Having gone on for six years, the R. Kelly case is full of interesting twists and turns. Earlier this week it was reported that the singer's former manager and uncle of the alleged victim, Barry Hankerson, was the the man who initially sent the sex tape to Chicago Sun Times music critic Jim DeRogatis, who in turn broke the story and turned the evidence over to the feds. DeRogatis was called to testify on Wednesday and invoked his Fifth Amendment several times.

"I respectfully decline to answer the question on the advice of counsel, on the grounds that to do so would contravene the reporter's privilege, the special witness doctrine, my rights under the Illinois Constitution, and the First and Fifth Amendments of the United States Constitution," the journalist said repeatedly.

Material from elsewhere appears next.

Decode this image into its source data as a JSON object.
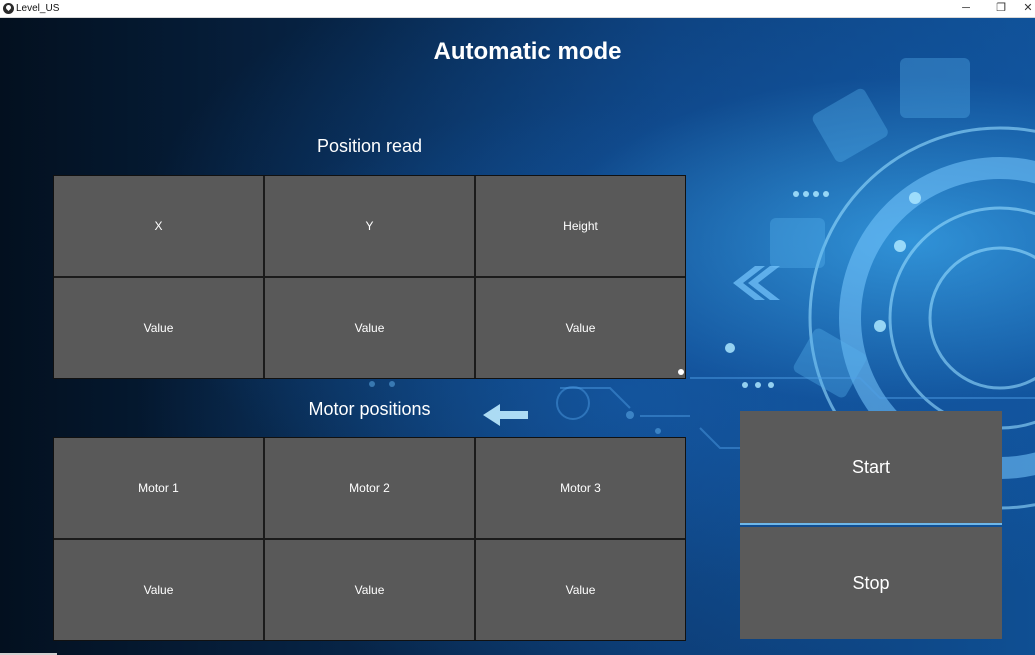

The case took another interesting turn when the defense team's video forensics expert Charles Palm claimed the mole spotted on the back of the male in the videotape was not a mole, but instead a dark spot on the tape itself. "I see a black mark but it doesn't appear to be a mole," said after analyzing the tape with photos of Kelly's back. Palm also testified that the sex tape could have been altered/manipulated in a few months, which contradicts the prosecution's claim that it would take several years to digitally alter 100,000 frame film.